Parte de Mi
By Lorena Maca Garcia
This piece is a personal reflection, based on recent moments during which I have learned more about my heritage. This piece reflects an acceptance of who I am and what is a part of me.
Throughout this time in quarantine, I’ve been connecting with other parts of my family who live in Mexico, and learning so much more about my own Mexican heritage. It has made me realize that I live a completely different life here than they do there.
Unlike my parents and grandparents, I grew up in New York City and have never visited Mexico, so before now, I mainly connected with my family and my heritage through forms of media. I used to think telenovelas would show what life was like in Guerrero, Mexico. However, in the past couple of years, I started recognizing the clear colorism and lack of representation of my family’s rural small town in Mexican media. In all of the telenovelas I watched with my family, the characters were light-skinned, wealthy people who lived in larger towns and cities.
Looking through pictures with my grandparents, and listening to their memories, painted a different picture than which was portrayed on TV. Unlike in the media, there are many people in rural parts of Mexico who aren’t living in large houses. Some are even living in one-room houses built by hand; others work mostly in agriculture and farming, and have to make do outside of city life.

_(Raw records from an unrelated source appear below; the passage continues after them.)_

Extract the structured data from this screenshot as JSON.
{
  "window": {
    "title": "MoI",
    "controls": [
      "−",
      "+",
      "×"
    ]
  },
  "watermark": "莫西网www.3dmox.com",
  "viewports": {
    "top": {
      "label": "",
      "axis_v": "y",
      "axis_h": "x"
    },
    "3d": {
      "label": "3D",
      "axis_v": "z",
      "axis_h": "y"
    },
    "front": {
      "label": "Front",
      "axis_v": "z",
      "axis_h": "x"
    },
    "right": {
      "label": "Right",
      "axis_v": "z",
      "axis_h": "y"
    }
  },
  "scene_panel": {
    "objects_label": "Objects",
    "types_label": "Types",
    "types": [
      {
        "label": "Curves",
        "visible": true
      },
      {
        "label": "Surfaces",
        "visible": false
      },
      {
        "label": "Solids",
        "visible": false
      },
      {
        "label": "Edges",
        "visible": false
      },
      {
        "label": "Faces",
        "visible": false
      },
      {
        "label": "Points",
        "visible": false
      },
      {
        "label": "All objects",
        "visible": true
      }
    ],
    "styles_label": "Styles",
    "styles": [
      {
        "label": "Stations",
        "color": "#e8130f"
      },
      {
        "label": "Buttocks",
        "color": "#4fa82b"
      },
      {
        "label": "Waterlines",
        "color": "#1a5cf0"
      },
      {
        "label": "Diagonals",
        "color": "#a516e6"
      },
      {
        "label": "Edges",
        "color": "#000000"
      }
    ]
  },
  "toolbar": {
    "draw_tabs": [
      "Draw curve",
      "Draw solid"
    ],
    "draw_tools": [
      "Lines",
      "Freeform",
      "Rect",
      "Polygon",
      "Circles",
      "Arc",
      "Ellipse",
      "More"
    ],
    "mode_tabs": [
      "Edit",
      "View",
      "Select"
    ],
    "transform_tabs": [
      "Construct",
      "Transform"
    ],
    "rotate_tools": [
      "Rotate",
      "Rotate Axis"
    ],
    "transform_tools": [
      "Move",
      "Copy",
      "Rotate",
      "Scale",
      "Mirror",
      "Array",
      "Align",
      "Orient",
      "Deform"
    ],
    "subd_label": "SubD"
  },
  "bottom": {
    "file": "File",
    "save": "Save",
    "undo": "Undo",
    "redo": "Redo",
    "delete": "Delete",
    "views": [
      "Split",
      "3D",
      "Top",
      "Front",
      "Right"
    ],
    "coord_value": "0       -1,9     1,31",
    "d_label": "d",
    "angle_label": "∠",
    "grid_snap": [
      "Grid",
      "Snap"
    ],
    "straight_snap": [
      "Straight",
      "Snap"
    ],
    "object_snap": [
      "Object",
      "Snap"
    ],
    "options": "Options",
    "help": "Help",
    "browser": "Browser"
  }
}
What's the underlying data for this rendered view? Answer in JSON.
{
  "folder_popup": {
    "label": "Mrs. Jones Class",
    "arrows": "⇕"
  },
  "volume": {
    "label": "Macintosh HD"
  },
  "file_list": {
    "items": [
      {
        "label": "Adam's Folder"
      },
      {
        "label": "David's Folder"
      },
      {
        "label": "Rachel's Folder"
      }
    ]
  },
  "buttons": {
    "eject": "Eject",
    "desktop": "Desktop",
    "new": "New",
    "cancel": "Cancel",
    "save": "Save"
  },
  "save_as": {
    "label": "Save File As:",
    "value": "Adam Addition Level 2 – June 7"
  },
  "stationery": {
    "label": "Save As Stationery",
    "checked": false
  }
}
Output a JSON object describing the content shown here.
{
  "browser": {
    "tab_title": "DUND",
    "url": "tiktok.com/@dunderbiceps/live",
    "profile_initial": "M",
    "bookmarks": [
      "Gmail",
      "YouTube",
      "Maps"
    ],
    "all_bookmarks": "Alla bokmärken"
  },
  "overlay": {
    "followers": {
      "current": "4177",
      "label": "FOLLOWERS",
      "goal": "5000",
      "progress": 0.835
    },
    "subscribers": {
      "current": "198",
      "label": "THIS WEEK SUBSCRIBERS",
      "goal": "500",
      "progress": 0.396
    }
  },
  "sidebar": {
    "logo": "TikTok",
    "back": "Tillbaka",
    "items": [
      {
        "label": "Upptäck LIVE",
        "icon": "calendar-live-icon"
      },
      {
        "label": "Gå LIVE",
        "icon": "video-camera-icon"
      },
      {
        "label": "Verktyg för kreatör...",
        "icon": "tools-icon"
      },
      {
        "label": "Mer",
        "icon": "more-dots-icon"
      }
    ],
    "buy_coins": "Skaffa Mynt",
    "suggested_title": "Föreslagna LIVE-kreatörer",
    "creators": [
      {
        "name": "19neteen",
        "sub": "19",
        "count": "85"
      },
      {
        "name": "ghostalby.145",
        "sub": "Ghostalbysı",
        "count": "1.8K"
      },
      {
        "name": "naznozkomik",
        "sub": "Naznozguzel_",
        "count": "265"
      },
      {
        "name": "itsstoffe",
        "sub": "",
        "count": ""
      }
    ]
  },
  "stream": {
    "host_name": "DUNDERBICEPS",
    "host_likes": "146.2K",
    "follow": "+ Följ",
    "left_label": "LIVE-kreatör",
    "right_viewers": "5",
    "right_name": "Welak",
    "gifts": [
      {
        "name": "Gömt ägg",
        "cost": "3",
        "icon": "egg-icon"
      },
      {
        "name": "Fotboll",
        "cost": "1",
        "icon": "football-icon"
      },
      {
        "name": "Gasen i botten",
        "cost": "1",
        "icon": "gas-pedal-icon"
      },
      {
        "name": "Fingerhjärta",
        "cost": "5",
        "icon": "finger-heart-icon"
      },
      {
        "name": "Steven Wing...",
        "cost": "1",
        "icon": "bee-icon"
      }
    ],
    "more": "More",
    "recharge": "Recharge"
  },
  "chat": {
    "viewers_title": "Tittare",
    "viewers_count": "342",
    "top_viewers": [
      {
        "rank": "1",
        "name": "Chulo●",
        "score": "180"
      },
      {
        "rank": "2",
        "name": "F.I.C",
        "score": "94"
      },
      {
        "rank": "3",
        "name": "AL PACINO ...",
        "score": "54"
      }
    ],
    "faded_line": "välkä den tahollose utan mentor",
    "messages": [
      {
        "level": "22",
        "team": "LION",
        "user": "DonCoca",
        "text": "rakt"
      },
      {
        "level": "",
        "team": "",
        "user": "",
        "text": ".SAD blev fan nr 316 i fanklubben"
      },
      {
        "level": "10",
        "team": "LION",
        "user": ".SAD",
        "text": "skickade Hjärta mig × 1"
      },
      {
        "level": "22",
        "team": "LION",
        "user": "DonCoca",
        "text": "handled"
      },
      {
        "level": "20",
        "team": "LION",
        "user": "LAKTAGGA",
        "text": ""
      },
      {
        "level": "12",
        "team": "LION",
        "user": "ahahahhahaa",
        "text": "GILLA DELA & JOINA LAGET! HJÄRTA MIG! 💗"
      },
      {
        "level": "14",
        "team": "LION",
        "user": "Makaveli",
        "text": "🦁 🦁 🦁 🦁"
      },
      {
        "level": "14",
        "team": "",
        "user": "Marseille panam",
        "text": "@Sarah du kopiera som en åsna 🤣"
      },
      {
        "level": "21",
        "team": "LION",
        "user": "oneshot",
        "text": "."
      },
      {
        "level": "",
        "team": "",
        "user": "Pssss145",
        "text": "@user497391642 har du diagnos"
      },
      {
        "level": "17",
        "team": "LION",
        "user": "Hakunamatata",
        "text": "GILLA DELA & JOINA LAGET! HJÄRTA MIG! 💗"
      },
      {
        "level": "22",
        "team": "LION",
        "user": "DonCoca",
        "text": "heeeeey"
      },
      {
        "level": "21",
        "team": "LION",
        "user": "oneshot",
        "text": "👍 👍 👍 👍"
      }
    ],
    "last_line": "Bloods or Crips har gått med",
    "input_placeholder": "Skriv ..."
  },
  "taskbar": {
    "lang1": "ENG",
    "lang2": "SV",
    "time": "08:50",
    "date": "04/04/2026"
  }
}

I’ve also noticed that everyone assumes Spanish is the main language in Mexico, although my own grandfather used to speak in the dialect tongue of Guerrero, Zapoteco. In fact, my grandpa had to learn Spanish in school, even though he spoke his dialect at home. This made me feel a connection, even though it’s different, because I learned English in school but mostly still speak Spanish at home.
I want to educate myself about my heritage because it’s a way to connect with the rest of my family. Until now, I’ve never thought much about it. I used to not even know which part of Mexico I was from, until I asked my mom. In the end, my heritage is taught to me in small ways—through food (my grandma’s frijoles y tortillas), my mom’s stories about bull-riding and my grandpa’s memories. I’m definitely still learning, and I don’t think I’ll ever stop learning more about my culture and where my parents and grandparents are from. That will always be a part of me.
This piece has been in the making for years as I started discovering more about my heritage and where I come from. You never stop learning or asking questions, especially when it’s something you want to learn so much about—something that will always be a part of you. I struggled in identifying who I was as a person and how to categorize myself, especially when asked in demographic questions. I felt as if I didn’t know where I truly stood, especially as a first generation child. Are you fully Mexican? Did you come here from Mexico? Were you born here? You can’t handle spicy stuff, but aren’t you Mexican? I get even more discouraged when the majority of Latin media—media I thought I could connect with and use to explore more of who I am—just shows stories and favoritism towards lighter toned actors/actresses. Regardless, it never made me want to stop exploring and asking questions. After all, when will I get another chance to ask about my grandfather’s language if he’s not there to speak it to me? This piece, at its core, is a written acceptance of myself and everything that I have learned from my family so far.
Lorena Maca Garcia
Lorena lives in a quiet neighborhood in the Bronx and is currently a senior enrolled at a public high school in the South Bronx. Taking honors, AP Classes and college courses, she is striving towards her own expectations by sheer will and determination. She challenges herself to seek out all the brightest possibilities in the world, expressing her emotions through words, as well as her inner mind and inner self. She writes the majority of her pieces at a cafe little known to others, sipping an iced coffee with a “reasonable” amount of sugar.
A MONTH IN REVIEW: ABROAD IN COPENHAGENby Joanna Tan